Apologetics can turn into a ping pong game of political beliefs instead of a discussion of the philosophy of religion. "It is implied that to defend Christianity is to belittle non-Christian religions, which is unacceptable in a multicultural society. Especially to those of liberal political convictions, the multicultural agenda demands that religions, in order to avoid the dangers of imperialism and triumphalism, should not be permitted to make truth-claims. Indeed there is a widespread perception that the rejection of religious pluralism entails intolerance or unacceptable claims to exclusivity. In effect, the liberal political agenda dictates that all religions should be treated on equal footing. It is but a small step from this political judgment to the theological declaration that all religions are the same. But is there any reason for progressing from the entirely laudable and acceptable demand that we should respect religions other than our own to the more radical demand that we regard them all as equally valid manifestations of some eternal or 'spiritual' dimension to life?" [McGrath, Alister E., Intellectuals Don't Need God & Other Modern Myths, p. 110-111 ]

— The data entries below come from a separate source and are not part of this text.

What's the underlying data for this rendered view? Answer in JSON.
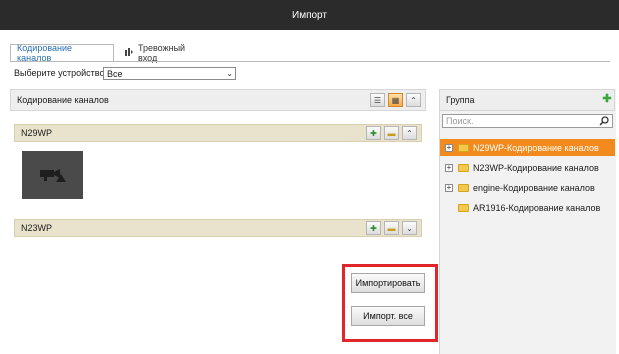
{
  "window": {
    "title": "Импорт"
  },
  "tabs": [
    {
      "label": "Кодирование каналов",
      "active": true
    },
    {
      "label": "Тревожный вход",
      "active": false
    }
  ],
  "device_select": {
    "label": "Выберите устройство",
    "value": "Все"
  },
  "left_panel": {
    "header": "Кодирование каналов",
    "devices": [
      {
        "name": "N29WP",
        "expanded": true
      },
      {
        "name": "N23WP",
        "expanded": false
      }
    ]
  },
  "buttons": {
    "import": "Импортировать",
    "import_all": "Импорт. все"
  },
  "right_panel": {
    "header": "Группа",
    "search_placeholder": "Поиск.",
    "tree": [
      {
        "label": "N29WP-Кодирование каналов",
        "selected": true,
        "has_children": true
      },
      {
        "label": "N23WP-Кодирование каналов",
        "selected": false,
        "has_children": true
      },
      {
        "label": "engine-Кодирование каналов",
        "selected": false,
        "has_children": true
      },
      {
        "label": "AR1916-Кодирование каналов",
        "selected": false,
        "has_children": false
      }
    ]
  },
  "colors": {
    "accent": "#f28a1d",
    "highlight_box": "#e0262a",
    "titlebar": "#2b2b2b"
  }
}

I could hardly do a better job here than has already been done by Mr. Alister McGrath in his book Intellectuals Don't Need God & Other Modern Myths. Chapter 5 is devoted to the common misconceptions which create intellectual barriers to faith. So I strongly recommend that you read this entire chapter. Try your college's or your town's local library and see if you can find a copy. If you can not, then perhaps you are beginning to realize how the western liberal political agenda has a monopoly on your universities' and your libraries' choice of books.
There is a tendency in western liberal intellectual circles to reduce all religions to an equally valid perception of the truth. Many try to stuff all religions into a "black box" which at first sounds laudable. After all we are trying to respect different religious views. However a closer examination shows the futility of this method. Here McGrath puts forth two propositions to discuss this notion:
"A. Different people have different religious views.
B. Therefore all religious views are equally valid.
Is proposition B in any way implied by proposition A? For the form of liberalism committed to this approach, mere existence of a religious idea appears to be a guarantor of its truth! Yet no one seems prepared to fight for the truth content of defunct religions, such as classical polytheism - perhaps because there is no one alive who is committed to them, whose views need to be respected in a multicultural situation.
The fatal weakness of this approach usually leads to a modified version, which can be stated thus: "any view that is held with sincerity may be regarded as true." I might thus be a Nazi, a Satanist, or a passionate believer in the flatness of the earth. My sincerity is a guarantee of the truth. It would follow if someone believed that modern Europe would be a better place if six million Jews were to be placed in gas chambers, the sincerity of those convictions allow that view to be accepted as true. British philosopher of religion John Hick summarizes the absurdity of this view: 'To say that whatever is sincerely believed and practiced is, by definition true, would be the end of all critical discrimination, both intellectual and moral.' " [McGrath, p. 111 ].
In fact the above assumption that sincerity justifies all gives us a perfect right to invent a religion which only exists to make money for us, because we sincerely want to make money. It also gives someone a right to slaughter millions of Christians if they are annoying us with misunderstood concepts of sin, salvation, or a higher moral standard.
Some philosophers, such as Hicks may also make statements such as all religions lead to God in the sense that they are all varying human experiences of the same infinite divine reality. So he suggests that religions may be understood to complement each other. Hence for Hicks, the ultimate perfect perception of reality can be distilled from an amalgamation of these various flavors of truth. However, some religions are polytheistic, some are monotheistic, and others are nontheistic [McGrath, p.111]. Therefore it is hardly logical to say that all views are equally valid. These three different opinions on how many Gods there are, if there are any at all, can not all be true at once. When one takes the time to think about all the beliefs that are out there, an honest intellectual must agree that just the definition of the word religion is practically impossible. Christianity doesn't fit a very convenient mold. It claims to have only one way to God the Father. It claims that the savior Jesus Christ was resurrected from the dead after dying to save us from the penalty of our sin. At first and second glance, the basic concepts don't make much sense. They are not probable events or easy to grasp precepts. However upon the most rigorous investigation, the entire system of salvation devised by God is logical and consistent. It is said that man could not write the Bible if he would, and he would not write the Bible if he could. God tells it like it is, however uncomfortable the truth is. What other religion addresses the problems of man's mortality, man's failures, sufferings, loneliness, stupidity, and vanity as well as Christianity? Christ is the only one with an empty tomb. Lon Solomon, a pastor in McLean Virginia, is fond of saying "Follow a dead savior and you'll end up just like him."
Prepare to defend yourself.
Apologetics means never having to say you're sorry that you're a Christian!
Learn how to defend your faith. A critical examination of Christian doctrine will strengthen your views.
My favorite go to person for Apologetics is Ravi Zacharias. His books and web site are a great starting point to learn about both defending your faith and comparative religions.